NNot only the sheer masses who make the pilgrimage to rallies, but also their almost ritualized return suggests that they are not only concerned about the political thrust against the AfD, but also about unmet needs. To explain this, there is a lot of talk about civil society, which needs to be cultivated, mobilized and defended. Some see this as a departure for new horizons, for democratic empowerment, others as instrumentalization for the benefit of a political camp. The Chancellor encouraged this interpretation by declaring the upcoming elections to be protest elections “against the right” and deliberately left open whether the right meant everything that was not left-wing.

Civil society has had this issue since the days when a distinction was made between a lazy and bourgeois society, the awakened citizen and the state establishment. You up there, we down there – that was and still is a popular justification for politicized “civil society engagement”. Has anything changed about that now? Is the movement that is currently taking place on the streets a sign that what belongs together, state and society, is growing together again?

Civil society with a list

At least it is a confession of that. The people who have been polemicizing against the “elite”, against the establishment, against the “political caste” for years have therefore not owned the truth, do not have “the” people behind them, or even close to the majority like them always like to claim. The front position is comparable to previous confrontations, when the roles between left and right were reversed, when the “caste” consisted of “notables” and the mainstream smelled of the “stuff under the robes”. But then, as now, even the greatest efforts did not lead back to where movements that want to gain or defend cultural upper hand would like to dream of. The gap between top and bottom cannot be filled up.

Even now, it is the non-governmental organizations, not the factions in the local council, that one should think of when the word “civil society” is mentioned; it is citizens' initiatives that are meant, not the job center; they are activists, not district administrators; it is Fridays for Future, not the Christian Democratic Union. A civil society that organizes itself, takes its affairs into its own hands and defends its interests can be effectively staged.

But what Baron vom Stein once understood in Prussia by local self-government, the identification of the citizenry with their affairs, which leads to them taking care of everything themselves without having to rely on the non-local “tenants” in offices, councils and authorities, this ideal is very far removed from modern everyday life. In view of the challenges of modernity, which are only hinted at with the keyword “public services”, one should add: It is a beautiful illusion.

There are only viable solutions “with the right” and “with the left”

This has led to an attitude of entitlement that has schizophrenic traits. Needs at the highest level should be satisfied and problems of the greatest complexity should be solved without hassle, in the spirit of a citizenry that demands self-determination but cannot fulfill it and senses alienation and heteronomy even in the representation of its interests. Now it is being said again that “the” parties finally have to wake up, have had enough time, still don’t get it, but under no circumstances should they fall for the AfD, whose protagonists say exactly the same thing.

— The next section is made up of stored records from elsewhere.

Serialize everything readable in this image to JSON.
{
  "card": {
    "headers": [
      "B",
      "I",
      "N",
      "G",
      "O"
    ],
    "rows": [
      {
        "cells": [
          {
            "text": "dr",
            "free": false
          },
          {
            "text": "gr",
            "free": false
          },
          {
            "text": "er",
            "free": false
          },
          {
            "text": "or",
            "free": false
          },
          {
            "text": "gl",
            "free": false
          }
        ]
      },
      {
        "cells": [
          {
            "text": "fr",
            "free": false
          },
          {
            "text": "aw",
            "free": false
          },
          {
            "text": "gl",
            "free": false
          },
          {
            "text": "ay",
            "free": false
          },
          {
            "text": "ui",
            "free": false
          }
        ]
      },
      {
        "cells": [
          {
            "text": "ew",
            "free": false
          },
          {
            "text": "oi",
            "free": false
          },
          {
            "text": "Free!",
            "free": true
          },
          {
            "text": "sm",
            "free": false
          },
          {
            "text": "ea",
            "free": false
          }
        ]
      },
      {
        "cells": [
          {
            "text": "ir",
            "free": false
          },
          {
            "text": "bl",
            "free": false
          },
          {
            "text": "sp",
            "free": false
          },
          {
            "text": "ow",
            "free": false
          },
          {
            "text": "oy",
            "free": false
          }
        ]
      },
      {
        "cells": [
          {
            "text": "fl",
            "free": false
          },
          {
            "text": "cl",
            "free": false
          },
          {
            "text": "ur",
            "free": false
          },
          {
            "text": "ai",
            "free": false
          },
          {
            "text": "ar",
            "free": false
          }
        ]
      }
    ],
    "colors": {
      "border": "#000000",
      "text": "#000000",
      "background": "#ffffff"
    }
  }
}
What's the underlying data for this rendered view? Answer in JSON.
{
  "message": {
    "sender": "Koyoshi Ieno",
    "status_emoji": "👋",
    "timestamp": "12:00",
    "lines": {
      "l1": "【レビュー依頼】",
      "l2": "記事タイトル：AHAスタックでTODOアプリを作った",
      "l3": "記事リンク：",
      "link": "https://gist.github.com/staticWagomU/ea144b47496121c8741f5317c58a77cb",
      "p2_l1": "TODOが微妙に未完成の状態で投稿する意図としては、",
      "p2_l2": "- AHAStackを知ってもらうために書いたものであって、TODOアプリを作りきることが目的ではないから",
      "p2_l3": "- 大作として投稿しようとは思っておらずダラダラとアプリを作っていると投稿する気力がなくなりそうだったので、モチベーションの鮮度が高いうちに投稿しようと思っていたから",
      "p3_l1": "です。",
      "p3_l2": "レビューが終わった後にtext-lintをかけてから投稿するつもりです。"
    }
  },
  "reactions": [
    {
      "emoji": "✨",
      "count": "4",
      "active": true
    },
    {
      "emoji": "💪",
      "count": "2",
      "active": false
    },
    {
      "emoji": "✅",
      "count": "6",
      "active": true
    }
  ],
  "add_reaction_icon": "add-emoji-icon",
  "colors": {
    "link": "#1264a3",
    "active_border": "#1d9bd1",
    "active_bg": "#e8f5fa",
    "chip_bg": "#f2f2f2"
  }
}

This creates a shrill talk of political illusionists past each other between the warring political camps. On German streets, the mountain of unresolved problems – migration, integration, transformation, recession – seems to be dissolving for the moment of democratic bliss as a citizens' movement reassures itself that it is against Nazis. On the other side, there is a radicalizing minority that indulges in the utopia that the mountain should be completely demolished and, since that is not possible, wants a reactionary-revolutionary citizens' movement that would put an end to party bickering, mainstream and hirelings.

What if the rallies talked about migration, transformation and recession? And not just in phrases? There are only viable solutions for this “with the right” and “with the left”, not “against the right” or “against the left”. The often invoked solidarity that is necessary for this is, in Stein's successor, practiced daily in the municipalities and in their self-administration. This is the precious reflection of a beautiful illusion. Those up there should actually know how those down there do it.